  5. Ong, Paul M. & Houston, Douglas, 2002. "Transit, Employment and Women on Welfare," University of California Transportation Center, Working Papers qt3287s046, University of California Transportation Center.
Full references (including those not matched with items on IDEAS)

Citations

Citations are extracted by the CitEc Project, subscribe to its RSS feed for this item.
as in new window

Cited by:
  1. Jason Cao, 2013. "The association between light rail transit and satisfactions with travel and life: evidence from Twin Cities," Transportation, Springer, vol. 40(5), pages 921-933, September.

Lists

This item is not listed on Wikipedia, on a reading list or among the top items on IDEAS.

Statistics

Access and download statistics

Corrections

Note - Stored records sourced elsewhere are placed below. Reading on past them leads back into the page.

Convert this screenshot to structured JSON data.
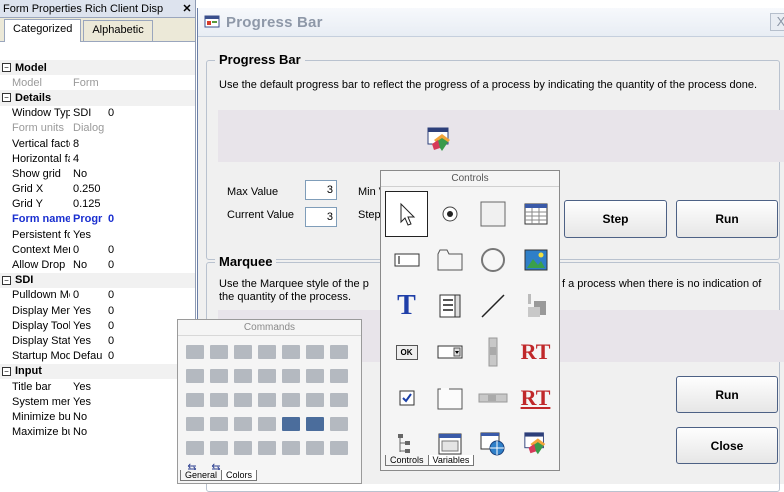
{
  "props_panel": {
    "title": "Form Properties Rich Client Disp",
    "close_glyph": "✕",
    "tabs": [
      "Categorized",
      "Alphabetic"
    ],
    "rows": [
      {
        "kind": "section",
        "label": "Model",
        "toggle": "⊟"
      },
      {
        "kind": "row",
        "key": "Model",
        "value": "Form",
        "extra": "",
        "style": "grey"
      },
      {
        "kind": "section",
        "label": "Details",
        "toggle": "⊟"
      },
      {
        "kind": "row",
        "key": "Window Type",
        "value": "SDI",
        "extra": "0",
        "style": ""
      },
      {
        "kind": "row",
        "key": "Form units",
        "value": "Dialog units",
        "extra": "",
        "style": "grey"
      },
      {
        "kind": "row",
        "key": "Vertical factor",
        "value": "8",
        "extra": "",
        "style": ""
      },
      {
        "kind": "row",
        "key": "Horizontal facto",
        "value": "4",
        "extra": "",
        "style": ""
      },
      {
        "kind": "row",
        "key": "Show grid",
        "value": "No",
        "extra": "",
        "style": ""
      },
      {
        "kind": "row",
        "key": "Grid X",
        "value": "0.250",
        "extra": "",
        "style": ""
      },
      {
        "kind": "row",
        "key": "Grid Y",
        "value": "0.125",
        "extra": "",
        "style": ""
      },
      {
        "kind": "row",
        "key": "Form name",
        "value": "Progr",
        "extra": "0",
        "style": "blue"
      },
      {
        "kind": "row",
        "key": "Persistent form s",
        "value": "Yes",
        "extra": "",
        "style": ""
      },
      {
        "kind": "row",
        "key": "Context Menu",
        "value": "0",
        "extra": "0",
        "style": ""
      },
      {
        "kind": "row",
        "key": "Allow Drop",
        "value": "No",
        "extra": "0",
        "style": ""
      },
      {
        "kind": "section",
        "label": "SDI",
        "toggle": "⊟"
      },
      {
        "kind": "row",
        "key": "Pulldown Menu",
        "value": "0",
        "extra": "0",
        "style": ""
      },
      {
        "kind": "row",
        "key": "Display Menu",
        "value": "Yes",
        "extra": "0",
        "style": ""
      },
      {
        "kind": "row",
        "key": "Display Toolbar",
        "value": "Yes",
        "extra": "0",
        "style": ""
      },
      {
        "kind": "row",
        "key": "Display Status E",
        "value": "Yes",
        "extra": "0",
        "style": ""
      },
      {
        "kind": "row",
        "key": "Startup Mode",
        "value": "Defau",
        "extra": "0",
        "style": ""
      },
      {
        "kind": "section",
        "label": "Input",
        "toggle": "⊟"
      },
      {
        "kind": "row",
        "key": "Title bar",
        "value": "Yes",
        "extra": "",
        "style": ""
      },
      {
        "kind": "row",
        "key": "System menu",
        "value": "Yes",
        "extra": "",
        "style": ""
      },
      {
        "kind": "row",
        "key": "Minimize button",
        "value": "No",
        "extra": "",
        "style": ""
      },
      {
        "kind": "row",
        "key": "Maximize buttor",
        "value": "No",
        "extra": "",
        "style": ""
      }
    ]
  },
  "window": {
    "title": "Progress Bar",
    "close_glyph": "X",
    "progress_group": {
      "legend": "Progress Bar",
      "description": "Use the default progress bar to reflect the progress of a process by indicating the quantity of the process done.",
      "max_label": "Max Value",
      "max_value": "3",
      "min_label": "Min V",
      "current_label": "Current Value",
      "current_value": "3",
      "step_label": "Step",
      "step_button": "Step",
      "run_button": "Run"
    },
    "marquee_group": {
      "legend": "Marquee",
      "description_left": "Use the Marquee style of the p",
      "description_right": "f a process when there is no indication of",
      "description_line2": "the quantity of the process.",
      "run_button": "Run"
    },
    "close_button": "Close"
  },
  "commands_palette": {
    "title": "Commands",
    "tabs": [
      "General",
      "Colors"
    ]
  },
  "controls_palette": {
    "title": "Controls",
    "tabs": [
      "Controls",
      "Variables"
    ],
    "tools": [
      "pointer-icon",
      "radio-button-icon",
      "static-box-icon",
      "table-icon",
      "edit-field-icon",
      "tab-control-icon",
      "ellipse-icon",
      "picture-icon",
      "text-label-icon",
      "list-box-icon",
      "line-icon",
      "image-button-icon",
      "ok-button-icon",
      "combo-box-icon",
      "vertical-scrollbar-icon",
      "rich-text-icon",
      "checkbox-icon",
      "group-box-icon",
      "horizontal-scrollbar-icon",
      "rich-text-field-icon",
      "tree-view-icon",
      "window-frame-icon",
      "web-browser-icon",
      "progress-bar-icon"
    ],
    "tool_glyphs": [
      "T",
      "RT",
      "OK"
    ]
  },
  "colors": {
    "accent_blue": "#1a2fd0",
    "window_bg": "#f0f0f0",
    "band": "#e8e4ea"
  }
}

When requesting a correction, please mention this item's handle: RePEc:ris:jtralu:0089. See general information about how to correct material in RePEc.

For technical questions regarding this item, or to correct its authors, title, abstract, bibliographic or download information, contact: (Arlene Mathison).

If you have authored this item and are not yet registered with RePEc, we encourage you to do it here. This allows to link your profile to this item. It also allows you to accept potential citations to this item that we are uncertain about.

If references are entirely missing, you can add them using this form.

If the full references list an item that is present in RePEc, but the system did not link to it, you can help with this form.

If you know of missing items citing this one, you can help us creating those links by adding the relevant references in the same way as above, for each refering item. If you are a registered author of this item, you may also want to check the "citations" tab in your profile, as there may be some citations waiting for confirmation.

Please note that corrections may take a couple of weeks to filter through the various RePEc services.